Question: After weeks of viewing potential apartments, my boyfriend and I finally found a place we both love. When we paid the application fees and turned in our application, the rental agent threw a wrench into the process. He said that because we were not married, each of our incomes would have to be equal to or greater than three times the rent in order to qualify. I tried to point out that this requirement was unfair, but the agent said company policy was very clear for unmarried couples. He said the company had learned the hard way that unmarried couples could break up at any time, which justified the policy. We don't want to lose this apartment, but I still want to know: Is this policy legal?
Answer: Under California law, it is not legal for a landlord to have different income requirements for married and unmarried couples. The California Fair Employment and Housing Act prohibits landlords, real estate agents, home sellers and banks from discriminating based on marital status.
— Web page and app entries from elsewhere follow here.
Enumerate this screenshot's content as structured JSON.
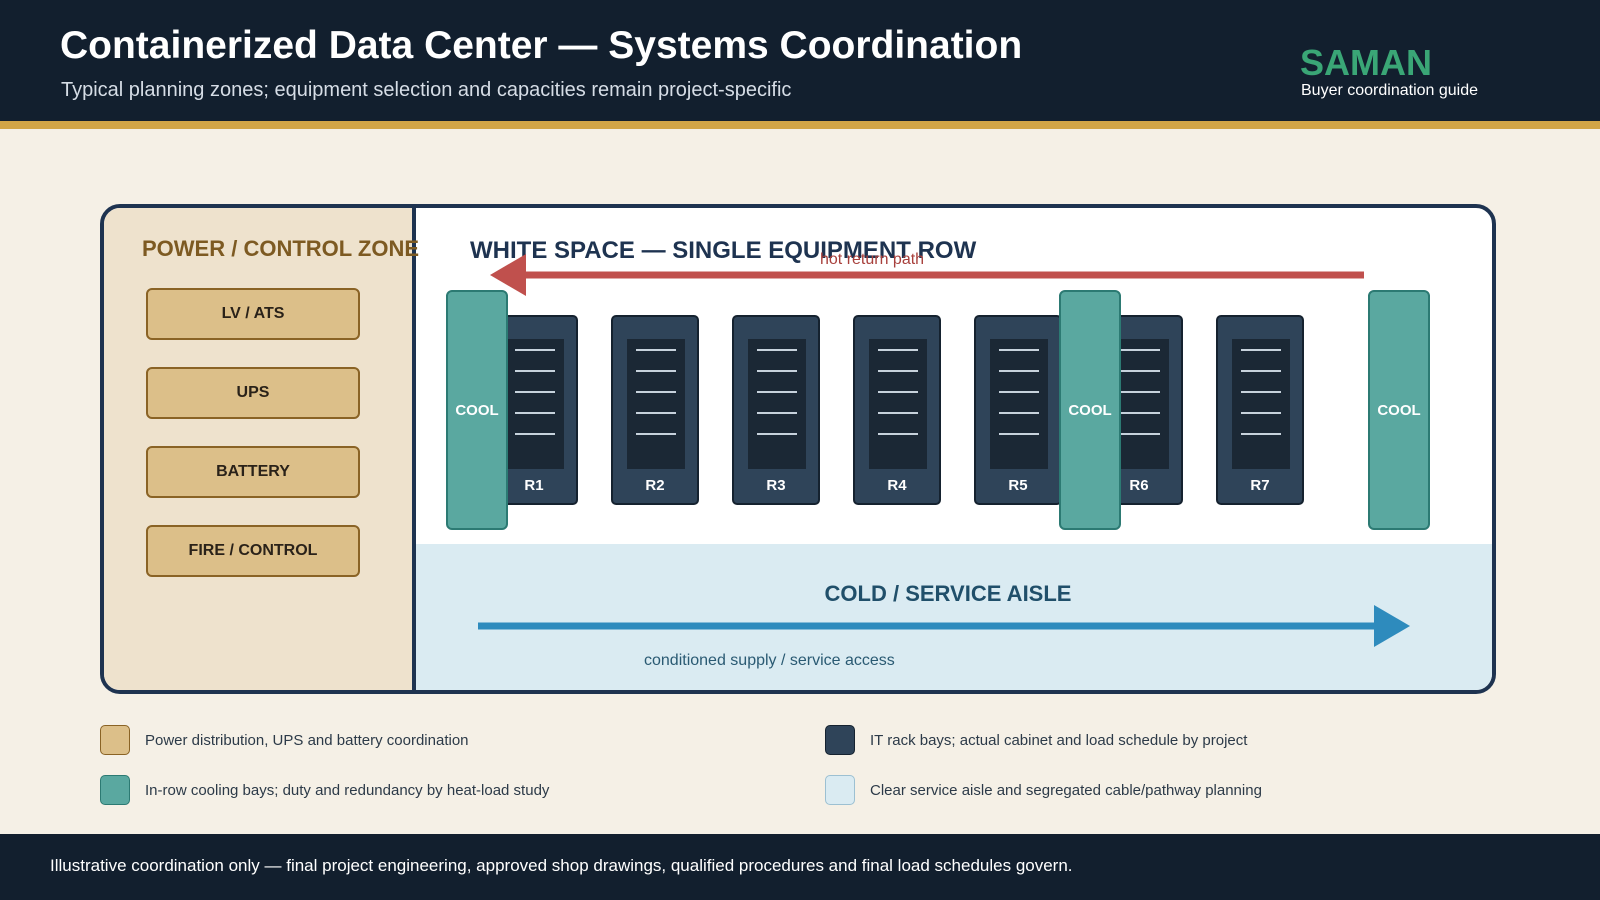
{
  "header": {
    "title": "Containerized Data Center — Systems Coordination",
    "subtitle": "Typical planning zones; equipment selection and capacities remain project-specific",
    "brand": "SAMAN",
    "brand_tagline": "Buyer coordination guide"
  },
  "power_zone": {
    "heading": "POWER / CONTROL ZONE",
    "equipment": [
      "LV / ATS",
      "UPS",
      "BATTERY",
      "FIRE / CONTROL"
    ]
  },
  "white_space": {
    "heading": "WHITE SPACE — SINGLE EQUIPMENT ROW",
    "hot_path_label": "hot return path",
    "racks": [
      "R1",
      "R2",
      "R3",
      "R4",
      "R5",
      "R6",
      "R7"
    ],
    "cooling_label": "COOL"
  },
  "cold_aisle": {
    "heading": "COLD / SERVICE AISLE",
    "caption": "conditioned supply / service access"
  },
  "legend": [
    {
      "text": "Power distribution, UPS and battery coordination",
      "color": "#dcbf89"
    },
    {
      "text": "IT rack bays; actual cabinet and load schedule by project",
      "color": "#2f4459"
    },
    {
      "text": "In-row cooling bays; duty and redundancy by heat-load study",
      "color": "#5aa8a0"
    },
    {
      "text": "Clear service aisle and segregated cable/pathway planning",
      "color": "#daebf2"
    }
  ],
  "colors": {
    "hot_path": "#c0504d",
    "cold_path": "#2e8bbd",
    "accent_rule": "#d2a546",
    "navy": "#121f2e"
  },
  "footer": {
    "text": "Illustrative coordination only — final project engineering, approved shop drawings, qualified procedures and final load schedules govern."
  }
}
This means that housing providers cannot refuse to deal with or impose different terms or conditions on people based on whether they are married, separated, divorced or single.
If the company wants to enforce a policy requiring that the household income of applicants equal three times the rent, that policy must be enforced for all applicants, regardless of their marital status.